Integral constants in binary, octal, and hexadecimal

It is sometimes convenient to express integral values in number systems (bases) other than decimal (which is base 10).  This is particularly true when expressing information that is binary in nature; for example, machine addresses.  PowerBASIC allows you to specify integer data in Hexadecimal (base 16), Octal (base 8), and Binary (base 2) notation.

Hexadecimal constants consist of up to 16 characters, where each character is from the set 0 through 9 and A through F (and a through f), and must be preceded by &H.  An additional (leading) zero can also be included to force the hexadecimal value to be treated as an unsigned value, or a suitable type-specifier can be added instead.  The following are equivalent ways of specifying an unsigned hexadecimal value in the Double-word (DWORD) range:


A??? = &HFFFFFFFF???

Octal constants contain only the characters 0 through 7, can be up to 22 digits long, and must be preceded by &O, &Q, or simply &.

B = &Q7777

Binary constants contain only 0s and 1s, can be up to 64 digits long, and must be preceded by &B.

Each of the following constants represents the integer value 256 (decimal):

256 ~ &H100 ~ &O400 ~ &Q400 ~ &400 ~ &B100000000

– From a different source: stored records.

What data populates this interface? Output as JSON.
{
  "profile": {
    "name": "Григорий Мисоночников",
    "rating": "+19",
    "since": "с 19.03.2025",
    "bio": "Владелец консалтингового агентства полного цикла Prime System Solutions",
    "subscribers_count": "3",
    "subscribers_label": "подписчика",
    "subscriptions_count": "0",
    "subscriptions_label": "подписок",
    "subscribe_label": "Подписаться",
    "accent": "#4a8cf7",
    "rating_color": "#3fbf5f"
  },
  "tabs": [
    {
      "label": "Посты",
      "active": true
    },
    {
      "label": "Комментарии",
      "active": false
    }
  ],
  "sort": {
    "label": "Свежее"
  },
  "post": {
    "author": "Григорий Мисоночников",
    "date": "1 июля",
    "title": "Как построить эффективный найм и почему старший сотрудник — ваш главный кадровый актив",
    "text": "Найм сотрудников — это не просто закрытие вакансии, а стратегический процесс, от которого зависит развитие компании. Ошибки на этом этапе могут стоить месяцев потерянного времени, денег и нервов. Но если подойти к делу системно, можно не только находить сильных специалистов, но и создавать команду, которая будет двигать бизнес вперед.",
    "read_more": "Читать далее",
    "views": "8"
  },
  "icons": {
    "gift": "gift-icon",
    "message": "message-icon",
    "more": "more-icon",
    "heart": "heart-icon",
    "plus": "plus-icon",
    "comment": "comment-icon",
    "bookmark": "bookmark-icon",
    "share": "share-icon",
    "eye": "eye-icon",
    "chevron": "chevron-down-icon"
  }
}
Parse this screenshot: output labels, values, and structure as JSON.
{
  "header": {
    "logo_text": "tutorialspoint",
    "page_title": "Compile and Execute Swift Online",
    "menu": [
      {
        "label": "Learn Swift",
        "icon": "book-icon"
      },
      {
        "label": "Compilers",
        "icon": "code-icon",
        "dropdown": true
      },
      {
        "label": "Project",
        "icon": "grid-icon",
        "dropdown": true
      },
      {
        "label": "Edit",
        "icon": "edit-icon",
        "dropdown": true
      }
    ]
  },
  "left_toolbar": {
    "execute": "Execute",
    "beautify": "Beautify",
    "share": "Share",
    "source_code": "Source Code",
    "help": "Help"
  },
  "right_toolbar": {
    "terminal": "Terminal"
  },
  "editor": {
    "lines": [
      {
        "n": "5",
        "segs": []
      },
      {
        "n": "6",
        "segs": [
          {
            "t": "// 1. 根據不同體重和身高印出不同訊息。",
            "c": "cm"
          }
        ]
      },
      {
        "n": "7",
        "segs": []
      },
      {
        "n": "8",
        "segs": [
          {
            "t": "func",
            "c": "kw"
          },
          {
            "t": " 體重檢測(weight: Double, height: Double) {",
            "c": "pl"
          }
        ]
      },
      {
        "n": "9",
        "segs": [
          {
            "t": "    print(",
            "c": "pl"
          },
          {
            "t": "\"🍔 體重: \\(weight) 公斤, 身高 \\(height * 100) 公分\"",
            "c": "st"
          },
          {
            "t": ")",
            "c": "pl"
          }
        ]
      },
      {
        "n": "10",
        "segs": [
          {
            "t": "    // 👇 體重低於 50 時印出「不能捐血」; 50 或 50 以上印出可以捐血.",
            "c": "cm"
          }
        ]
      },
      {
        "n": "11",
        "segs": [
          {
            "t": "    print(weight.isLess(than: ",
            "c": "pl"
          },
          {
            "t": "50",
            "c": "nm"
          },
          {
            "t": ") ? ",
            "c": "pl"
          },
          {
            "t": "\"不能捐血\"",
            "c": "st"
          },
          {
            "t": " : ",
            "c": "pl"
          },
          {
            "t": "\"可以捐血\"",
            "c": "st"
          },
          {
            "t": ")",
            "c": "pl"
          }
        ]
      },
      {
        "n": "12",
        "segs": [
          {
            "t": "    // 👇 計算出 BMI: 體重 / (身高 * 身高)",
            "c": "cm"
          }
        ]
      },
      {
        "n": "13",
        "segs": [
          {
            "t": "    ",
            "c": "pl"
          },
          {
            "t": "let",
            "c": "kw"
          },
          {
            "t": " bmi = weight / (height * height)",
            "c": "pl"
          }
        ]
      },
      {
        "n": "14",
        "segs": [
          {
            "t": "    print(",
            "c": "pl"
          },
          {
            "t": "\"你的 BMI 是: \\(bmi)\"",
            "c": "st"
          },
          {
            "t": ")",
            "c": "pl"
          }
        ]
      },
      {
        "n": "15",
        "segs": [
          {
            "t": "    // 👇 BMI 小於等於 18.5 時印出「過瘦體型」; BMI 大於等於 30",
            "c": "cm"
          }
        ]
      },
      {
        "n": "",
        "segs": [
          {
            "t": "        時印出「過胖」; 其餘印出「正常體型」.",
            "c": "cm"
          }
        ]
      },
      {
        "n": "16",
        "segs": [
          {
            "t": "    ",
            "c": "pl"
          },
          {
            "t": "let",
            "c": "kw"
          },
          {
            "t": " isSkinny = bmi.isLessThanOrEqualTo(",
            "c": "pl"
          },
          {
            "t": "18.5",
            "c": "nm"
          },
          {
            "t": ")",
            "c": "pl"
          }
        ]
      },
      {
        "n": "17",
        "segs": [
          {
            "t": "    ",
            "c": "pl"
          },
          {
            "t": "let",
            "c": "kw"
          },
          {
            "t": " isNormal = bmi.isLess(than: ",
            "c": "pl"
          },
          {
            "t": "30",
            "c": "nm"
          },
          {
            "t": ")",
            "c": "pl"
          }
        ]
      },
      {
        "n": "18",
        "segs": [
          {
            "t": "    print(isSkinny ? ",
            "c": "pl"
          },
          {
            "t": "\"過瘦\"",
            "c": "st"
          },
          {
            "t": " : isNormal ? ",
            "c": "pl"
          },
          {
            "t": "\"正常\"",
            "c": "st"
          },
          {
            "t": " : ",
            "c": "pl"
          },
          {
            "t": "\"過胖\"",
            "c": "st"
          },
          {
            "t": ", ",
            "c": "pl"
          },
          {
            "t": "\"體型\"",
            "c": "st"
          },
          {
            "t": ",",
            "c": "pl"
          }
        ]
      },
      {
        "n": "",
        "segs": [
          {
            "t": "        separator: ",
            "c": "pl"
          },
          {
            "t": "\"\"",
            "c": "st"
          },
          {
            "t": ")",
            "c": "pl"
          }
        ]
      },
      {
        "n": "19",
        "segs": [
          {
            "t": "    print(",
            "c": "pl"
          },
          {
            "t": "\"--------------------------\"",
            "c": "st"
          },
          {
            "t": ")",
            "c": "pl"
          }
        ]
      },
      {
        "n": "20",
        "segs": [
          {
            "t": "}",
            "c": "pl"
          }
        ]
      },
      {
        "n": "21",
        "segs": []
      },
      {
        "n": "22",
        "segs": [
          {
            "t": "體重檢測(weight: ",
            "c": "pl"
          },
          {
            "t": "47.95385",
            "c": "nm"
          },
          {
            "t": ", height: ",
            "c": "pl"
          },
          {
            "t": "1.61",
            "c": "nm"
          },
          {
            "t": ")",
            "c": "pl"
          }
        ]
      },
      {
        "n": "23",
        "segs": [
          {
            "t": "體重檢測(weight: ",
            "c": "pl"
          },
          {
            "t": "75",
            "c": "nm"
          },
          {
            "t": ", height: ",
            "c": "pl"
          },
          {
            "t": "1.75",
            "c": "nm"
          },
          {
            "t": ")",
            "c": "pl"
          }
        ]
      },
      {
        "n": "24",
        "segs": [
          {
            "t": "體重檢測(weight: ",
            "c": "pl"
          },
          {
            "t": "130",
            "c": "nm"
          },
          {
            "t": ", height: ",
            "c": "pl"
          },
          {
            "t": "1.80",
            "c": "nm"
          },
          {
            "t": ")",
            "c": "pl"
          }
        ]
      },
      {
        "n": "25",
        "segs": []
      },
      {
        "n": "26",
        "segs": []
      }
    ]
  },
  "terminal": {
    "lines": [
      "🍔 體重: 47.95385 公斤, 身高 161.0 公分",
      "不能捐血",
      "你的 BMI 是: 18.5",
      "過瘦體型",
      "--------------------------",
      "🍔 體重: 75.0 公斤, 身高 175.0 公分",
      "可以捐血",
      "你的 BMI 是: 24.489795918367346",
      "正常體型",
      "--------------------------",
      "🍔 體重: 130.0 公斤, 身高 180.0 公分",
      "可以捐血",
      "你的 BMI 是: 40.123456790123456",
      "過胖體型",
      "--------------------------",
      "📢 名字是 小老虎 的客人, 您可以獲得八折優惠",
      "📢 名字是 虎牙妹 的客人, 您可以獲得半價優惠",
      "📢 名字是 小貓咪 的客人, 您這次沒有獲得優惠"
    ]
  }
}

Just as with decimal constants, a hexadecimal, octal or binary constant may have a type-specifier.  You can use ?, ??, ???, %, &, && (Byte, Word, Double-word, Integer, Long-integer, Quad-integer) type-specifiers with constants in any number base.

If you do not use a type-specifier with these constants, the compiler will select the smallest integral type that will contain the number.  When there is no type-specifier, PowerBASIC stores the value as unsigned, unless the most significant bit is a sign bit and the leading digit is not a zero.  For example, &H8000 is signed, because its most significant bit is a sign bit (1000 0000 0000 0000), and its leading digit is non-zero.  On the other hand, &H08000 is unsigned; although its most significant bit is a sign-bit (1000 0000 0000 0000), its leading digit is a zero.

You can use the VAL function  to convert strings to numeric values.  Such strings can contain decimal, hexadecimal, binary and octal numbers in string format.  See VAL function for more info

Numeric Equates

String Equates


See Also

Defining Constants

Array Data Types

Bit Data Types

Floating Point Data Types 

GUID Data Types

Integral Data Types

Object Data Types


String Data Types 

User Defined Types


Variant Data Types